Dataset records:
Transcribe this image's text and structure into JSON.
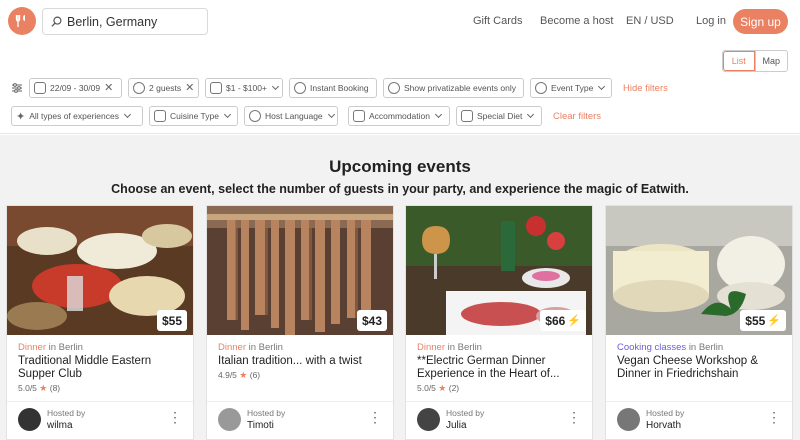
{
  "header": {
    "search_value": "Berlin, Germany",
    "nav": {
      "gift_cards": "Gift Cards",
      "become_host": "Become a host",
      "locale": "EN / USD",
      "login": "Log in",
      "signup": "Sign up"
    },
    "accent_color": "#ea8163"
  },
  "view_toggle": {
    "list": "List",
    "map": "Map",
    "active": "List"
  },
  "filters": {
    "dates": "22/09 - 30/09",
    "guests": "2 guests",
    "price": "$1 - $100+",
    "instant_booking": "Instant Booking",
    "privatizable": "Show privatizable events only",
    "event_type": "Event Type",
    "hide_filters": "Hide filters",
    "experiences": "All types of experiences",
    "cuisine": "Cuisine Type",
    "host_language": "Host Language",
    "accommodation": "Accommodation",
    "special_diet": "Special Diet",
    "clear_filters": "Clear filters"
  },
  "main": {
    "heading": "Upcoming events",
    "subheading": "Choose an event, select the number of guests in your party, and experience the magic of Eatwith."
  },
  "events": [
    {
      "price": "$55",
      "instant": false,
      "category": "Dinner",
      "location": "in Berlin",
      "title": "Traditional Middle Eastern Supper Club",
      "rating": "5.0/5",
      "reviews": "(8)",
      "hosted_by": "Hosted by",
      "host": "wilma"
    },
    {
      "price": "$43",
      "instant": false,
      "category": "Dinner",
      "location": "in Berlin",
      "title": "Italian tradition... with a twist",
      "rating": "4.9/5",
      "reviews": "(6)",
      "hosted_by": "Hosted by",
      "host": "Timoti"
    },
    {
      "price": "$66",
      "instant": true,
      "category": "Dinner",
      "location": "in Berlin",
      "title": "**Electric German Dinner Experience in the Heart of...",
      "rating": "5.0/5",
      "reviews": "(2)",
      "hosted_by": "Hosted by",
      "host": "Julia"
    },
    {
      "price": "$55",
      "instant": true,
      "category": "Cooking classes",
      "location": "in Berlin",
      "title": "Vegan Cheese Workshop & Dinner in Friedrichshain",
      "rating": "",
      "reviews": "",
      "hosted_by": "Hosted by",
      "host": "Horvath"
    }
  ]
}
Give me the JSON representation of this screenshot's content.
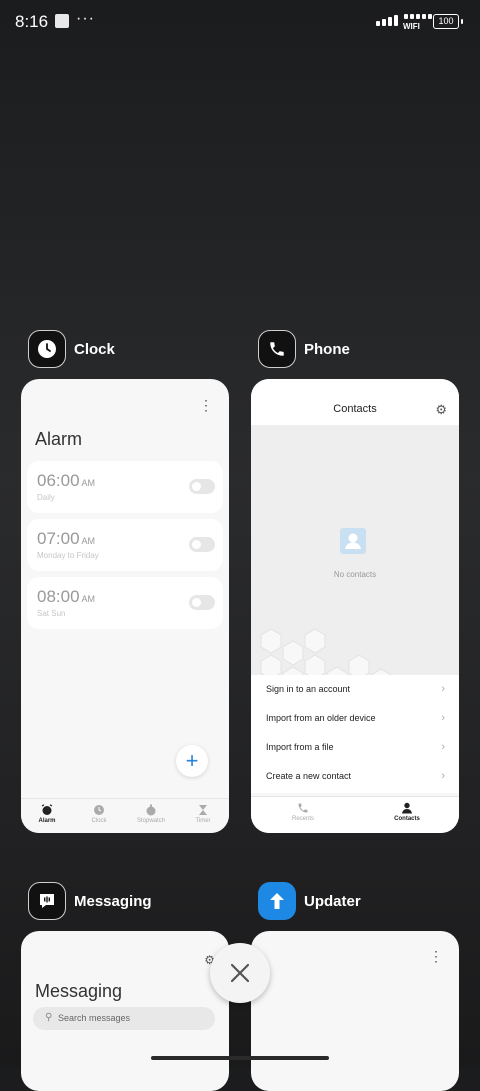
{
  "status_bar": {
    "time": "8:16",
    "wifi_label": "WIFI",
    "battery": "100"
  },
  "apps": [
    {
      "name": "Clock",
      "icon": "clock-icon"
    },
    {
      "name": "Phone",
      "icon": "phone-icon"
    },
    {
      "name": "Messaging",
      "icon": "message-icon"
    },
    {
      "name": "Updater",
      "icon": "up-arrow-icon"
    }
  ],
  "clock": {
    "title": "Alarm",
    "alarms": [
      {
        "time": "06:00",
        "ampm": "AM",
        "repeat": "Daily"
      },
      {
        "time": "07:00",
        "ampm": "AM",
        "repeat": "Monday to Friday"
      },
      {
        "time": "08:00",
        "ampm": "AM",
        "repeat": "Sat Sun"
      }
    ],
    "fab": "+",
    "tabs": [
      "Alarm",
      "Clock",
      "Stopwatch",
      "Timer"
    ]
  },
  "phone": {
    "title": "Contacts",
    "empty_text": "No contacts",
    "options": [
      "Sign in to an account",
      "Import from an older device",
      "Import from a file",
      "Create a new contact"
    ],
    "tabs": [
      "Recents",
      "Contacts"
    ]
  },
  "messaging": {
    "title": "Messaging",
    "search_placeholder": "Search messages"
  },
  "colors": {
    "accent": "#2b82d9",
    "updater_icon": "#1e88e5"
  }
}
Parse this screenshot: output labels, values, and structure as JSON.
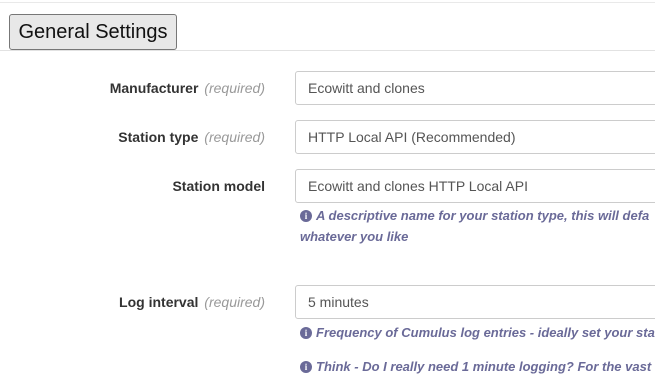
{
  "section": {
    "title": "General Settings"
  },
  "fields": {
    "manufacturer": {
      "label": "Manufacturer",
      "required": "(required)",
      "value": "Ecowitt and clones"
    },
    "station_type": {
      "label": "Station type",
      "required": "(required)",
      "value": "HTTP Local API (Recommended)"
    },
    "station_model": {
      "label": "Station model",
      "value": "Ecowitt and clones HTTP Local API",
      "help_line1": "A descriptive name for your station type, this will defa",
      "help_line2": "whatever you like"
    },
    "log_interval": {
      "label": "Log interval",
      "required": "(required)",
      "value": "5 minutes",
      "help1": "Frequency of Cumulus log entries - ideally set your sta",
      "help2": "Think - Do I really need 1 minute logging? For the vast"
    }
  },
  "icons": {
    "info": "info-circle-icon"
  },
  "colors": {
    "help_text": "#6a6a98",
    "required_text": "#999999",
    "field_border": "#cccccc"
  }
}
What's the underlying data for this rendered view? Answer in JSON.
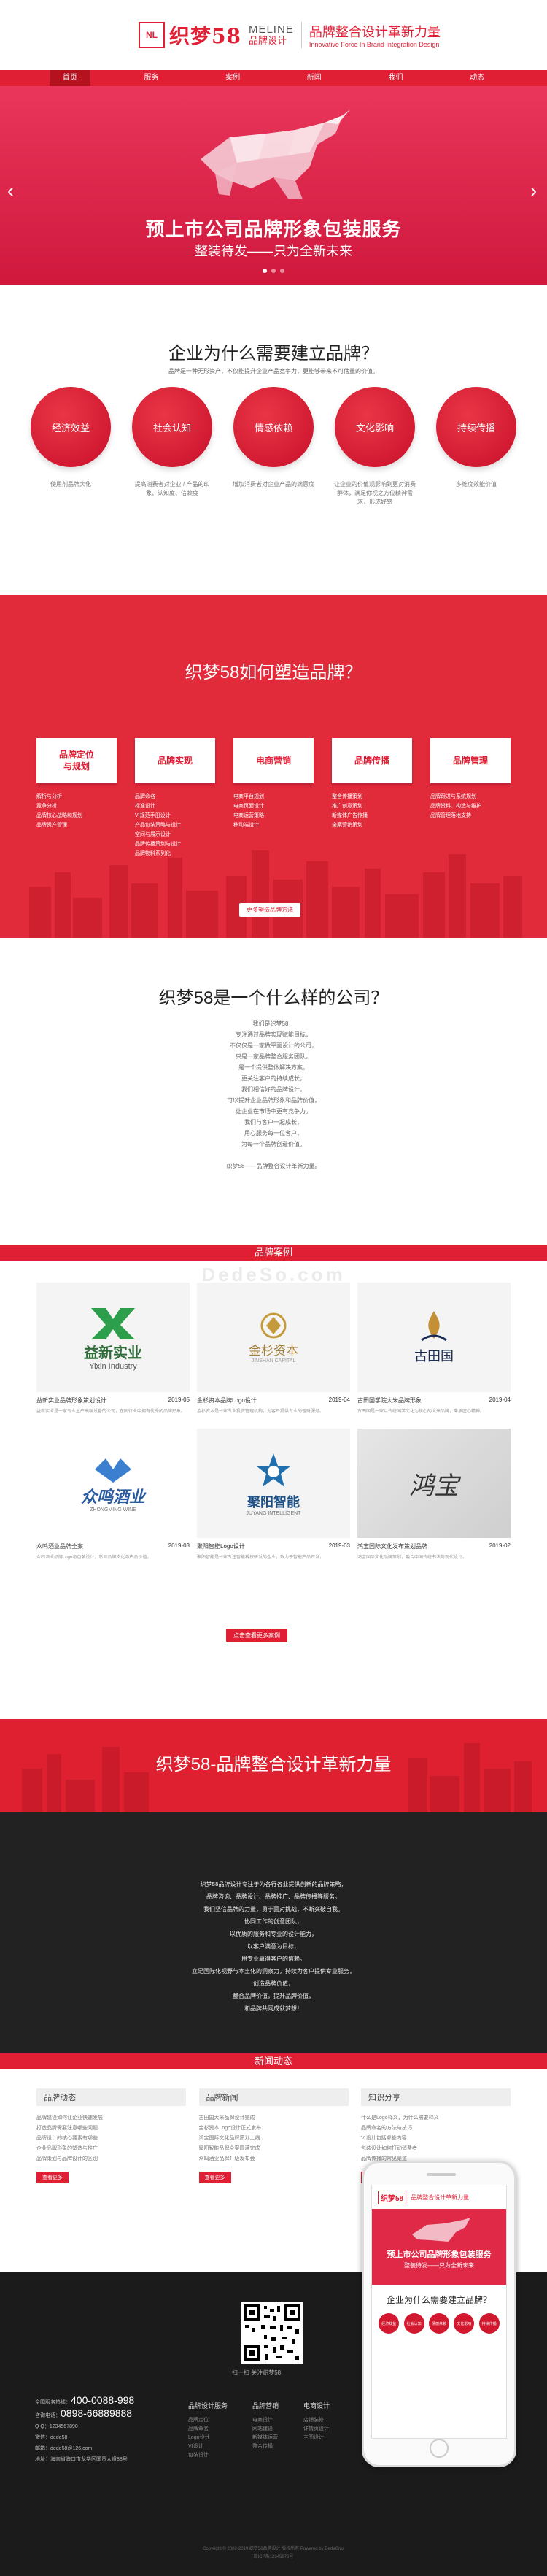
{
  "brand": {
    "mark": "NL",
    "cn": "织梦58",
    "en_top": "MELINE",
    "en_bottom": "品牌设计",
    "slogan": "品牌整合设计革新力量",
    "slogan_en": "Innovative Force In Brand Integration Design"
  },
  "nav": [
    "首页",
    "服务",
    "案例",
    "新闻",
    "我们",
    "动态"
  ],
  "banner": {
    "title": "预上市公司品牌形象包装服务",
    "subtitle": "整装待发——只为全新未来"
  },
  "why": {
    "title": "企业为什么需要建立品牌？",
    "subtitle": "品牌是一种无形资产，不仅能提升企业产品竞争力，更能够带来不可估量的价值。",
    "items": [
      {
        "label": "经济效益",
        "desc": "使用剂品牌大化"
      },
      {
        "label": "社会认知",
        "desc": "提高消费者对企业 / 产品的印象、认知度、信赖度"
      },
      {
        "label": "情感依赖",
        "desc": "增加消费者对企业产品的满意度"
      },
      {
        "label": "文化影响",
        "desc": "让企业的价值观影响到更对消费群体，满足你视之方位精神需求，形成好感"
      },
      {
        "label": "持续传播",
        "desc": "多维度效能价值"
      }
    ]
  },
  "how": {
    "title": "织梦58如何塑造品牌？",
    "button": "更多塑造品牌方法",
    "stages": [
      {
        "label": "品牌定位\n与规划",
        "items": [
          "解析与分析",
          "竞争分析",
          "品牌核心战略和规划",
          "品牌资产管理"
        ]
      },
      {
        "label": "品牌实现",
        "items": [
          "品牌命名",
          "标准设计",
          "VI规范手册设计",
          "产品包装策略与设计",
          "空间与展示设计",
          "品牌传播策划与设计",
          "品牌物料系列化"
        ]
      },
      {
        "label": "电商营销",
        "items": [
          "电商平台规划",
          "电商页面设计",
          "电商运营策略",
          "移动端设计"
        ]
      },
      {
        "label": "品牌传播",
        "items": [
          "整合传播策划",
          "推广创意策划",
          "新媒体广告传播",
          "全案营销策划"
        ]
      },
      {
        "label": "品牌管理",
        "items": [
          "品牌跟进与系统规划",
          "品牌资料、构造与维护",
          "品牌管理落地支持"
        ]
      }
    ]
  },
  "what": {
    "title": "织梦58是一个什么样的公司？",
    "lines": [
      "我们是织梦58，",
      "专注通过品牌实现赋能目标，",
      "不仅仅是一家做平面设计的公司，",
      "只是一家品牌整合服务团队，",
      "是一个提供整体解决方案，",
      "更关注客户的持续成长，",
      "我们相信好的品牌设计，",
      "可以提升企业品牌形象和品牌价值，",
      "让企业在市场中更有竞争力。",
      "我们与客户一起成长，",
      "用心服务每一位客户，",
      "为每一个品牌创造价值。",
      "",
      "织梦58——品牌整合设计革新力量。"
    ]
  },
  "cases": {
    "title": "品牌案例",
    "watermark": "DedeSo.com",
    "button": "点击查看更多案例",
    "items": [
      {
        "name": "益新实业品牌形象策划设计",
        "logo_cn": "益新实业",
        "logo_en": "Yixin Industry",
        "date": "2019-05",
        "desc": "益新实业是一家专业生产高端设备的公司，在同行业中拥有优秀的品牌形象。"
      },
      {
        "name": "金杉资本品牌Logo设计",
        "logo_cn": "金杉资本",
        "logo_en": "JINSHAN CAPITAL",
        "date": "2019-04",
        "desc": "金杉资本是一家专业投资管理机构，为客户提供专业的理财服务。"
      },
      {
        "name": "古田国学院大米品牌形象",
        "logo_cn": "古田国",
        "logo_en": "",
        "date": "2019-04",
        "desc": "古田国是一家以传统国学文化为核心的大米品牌，秉承匠心精神。"
      },
      {
        "name": "众鸣酒业品牌全案",
        "logo_cn": "众鸣酒业",
        "logo_en": "ZHONGMING WINE",
        "date": "2019-03",
        "desc": "众鸣酒业品牌Logo与包装设计，彰显品牌文化与产品价值。"
      },
      {
        "name": "聚阳智能Logo设计",
        "logo_cn": "聚阳智能",
        "logo_en": "JUYANG INTELLIGENT",
        "date": "2019-03",
        "desc": "聚阳智能是一家专注智能科技研发的企业，致力于智能产品开发。"
      },
      {
        "name": "鸿宝国际文化发布策划品牌",
        "logo_cn": "鸿宝",
        "logo_en": "",
        "date": "2019-02",
        "desc": "鸿宝国际文化品牌策划，融合中国传统书法与现代设计。"
      }
    ]
  },
  "integration": {
    "title": "织梦58-品牌整合设计革新力量"
  },
  "intro": {
    "lines": [
      "织梦58品牌设计专注于为各行各业提供创新的品牌策略，",
      "品牌咨询、品牌设计、品牌推广、品牌传播等服务。",
      "我们坚信品牌的力量，勇于面对挑战，不断突破自我。",
      "协同工作的创意团队，",
      "以优质的服务和专业的设计能力，",
      "以客户满意为目标，",
      "用专业赢得客户的信赖。",
      "立足国际化视野与本土化的洞察力，持续为客户提供专业服务，",
      "创造品牌价值，",
      "整合品牌价值，提升品牌价值，",
      "和品牌共同成就梦想！"
    ]
  },
  "news": {
    "title": "新闻动态",
    "more": "查看更多",
    "columns": [
      {
        "head": "品牌动态",
        "items": [
          "品牌建设如何让企业快速发展",
          "打造品牌需要注意哪些问题",
          "品牌设计的核心要素有哪些",
          "企业品牌形象的塑造与推广",
          "品牌策划与品牌设计的区别"
        ]
      },
      {
        "head": "品牌新闻",
        "items": [
          "古田国大米品牌设计完成",
          "金杉资本Logo设计正式发布",
          "鸿宝国际文化品牌策划上线",
          "聚阳智能品牌全案圆满完成",
          "众鸣酒业品牌升级发布会"
        ]
      },
      {
        "head": "知识分享",
        "items": [
          "什么是Logo释义，为什么需要释义",
          "品牌命名的方法与技巧",
          "VI设计包括哪些内容",
          "包装设计如何打动消费者",
          "品牌传播的常见渠道"
        ]
      }
    ]
  },
  "footer": {
    "qr_caption": "扫一扫 关注织梦58",
    "hotline_label": "全国服务热线：",
    "hotline": "400-0088-998",
    "tel_label": "咨询电话：",
    "tel": "0898-66889888",
    "contacts": [
      "Q Q：1234567890",
      "微信：dede58",
      "邮箱：dede58@126.com",
      "地址：海南省海口市龙华区国贸大道88号"
    ],
    "cols": [
      {
        "title": "品牌设计服务",
        "items": [
          "品牌定位",
          "品牌命名",
          "Logo设计",
          "VI设计",
          "包装设计"
        ]
      },
      {
        "title": "品牌营销",
        "items": [
          "电商设计",
          "网站建设",
          "新媒体运营",
          "整合传播"
        ]
      },
      {
        "title": "电商设计",
        "items": [
          "店铺装修",
          "详情页设计",
          "主图设计"
        ]
      }
    ],
    "copyright": "Copyright © 2002-2019 织梦58品牌设计 版权所有 Powered by DedeCms",
    "icp": "琼ICP备12345678号"
  },
  "phone": {
    "logo": "织梦58",
    "slogan": "品牌整合设计革新力量",
    "banner_title": "预上市公司品牌形象包装服务",
    "banner_sub": "整装待发——只为全新未来",
    "why": "企业为什么需要建立品牌？",
    "circles": [
      "经济效益",
      "社会认知",
      "情感依赖",
      "文化影响",
      "持续传播"
    ]
  },
  "colors": {
    "primary": "#e01f35",
    "dark": "#222222"
  }
}
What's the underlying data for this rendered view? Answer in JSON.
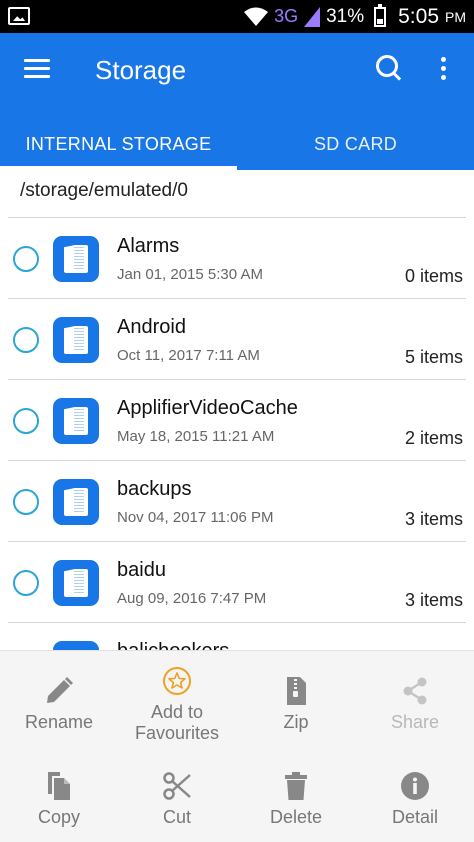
{
  "status_bar": {
    "network": "3G",
    "battery": "31%",
    "time": "5:05",
    "ampm": "PM"
  },
  "app_bar": {
    "title": "Storage",
    "icons": [
      "menu-icon",
      "search-icon",
      "more-vert-icon"
    ]
  },
  "tabs": [
    {
      "label": "INTERNAL STORAGE",
      "active": true
    },
    {
      "label": "SD CARD",
      "active": false
    }
  ],
  "path": "/storage/emulated/0",
  "files": [
    {
      "name": "Alarms",
      "date": "Jan 01, 2015 5:30 AM",
      "count": "0 items"
    },
    {
      "name": "Android",
      "date": "Oct 11, 2017 7:11 AM",
      "count": "5 items"
    },
    {
      "name": "ApplifierVideoCache",
      "date": "May 18, 2015 11:21 AM",
      "count": "2 items"
    },
    {
      "name": "backups",
      "date": "Nov 04, 2017 11:06 PM",
      "count": "3 items"
    },
    {
      "name": "baidu",
      "date": "Aug 09, 2016 7:47 PM",
      "count": "3 items"
    },
    {
      "name": "balichookers",
      "date": "",
      "count": ""
    }
  ],
  "actions": [
    {
      "label": "Rename",
      "icon": "pencil-icon",
      "enabled": true
    },
    {
      "label": "Add to Favourites",
      "label_line1": "Add to",
      "label_line2": "Favourites",
      "icon": "star-icon",
      "enabled": true
    },
    {
      "label": "Zip",
      "icon": "zip-icon",
      "enabled": true
    },
    {
      "label": "Share",
      "icon": "share-icon",
      "enabled": false
    },
    {
      "label": "Copy",
      "icon": "copy-icon",
      "enabled": true
    },
    {
      "label": "Cut",
      "icon": "scissors-icon",
      "enabled": true
    },
    {
      "label": "Delete",
      "icon": "trash-icon",
      "enabled": true
    },
    {
      "label": "Detail",
      "icon": "info-icon",
      "enabled": true
    }
  ],
  "colors": {
    "primary": "#1976e6",
    "radio": "#2aa4d9",
    "favourite": "#f0a020"
  }
}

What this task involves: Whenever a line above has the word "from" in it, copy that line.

Exercise response:
      "Import from an older device",
      "Import from a file",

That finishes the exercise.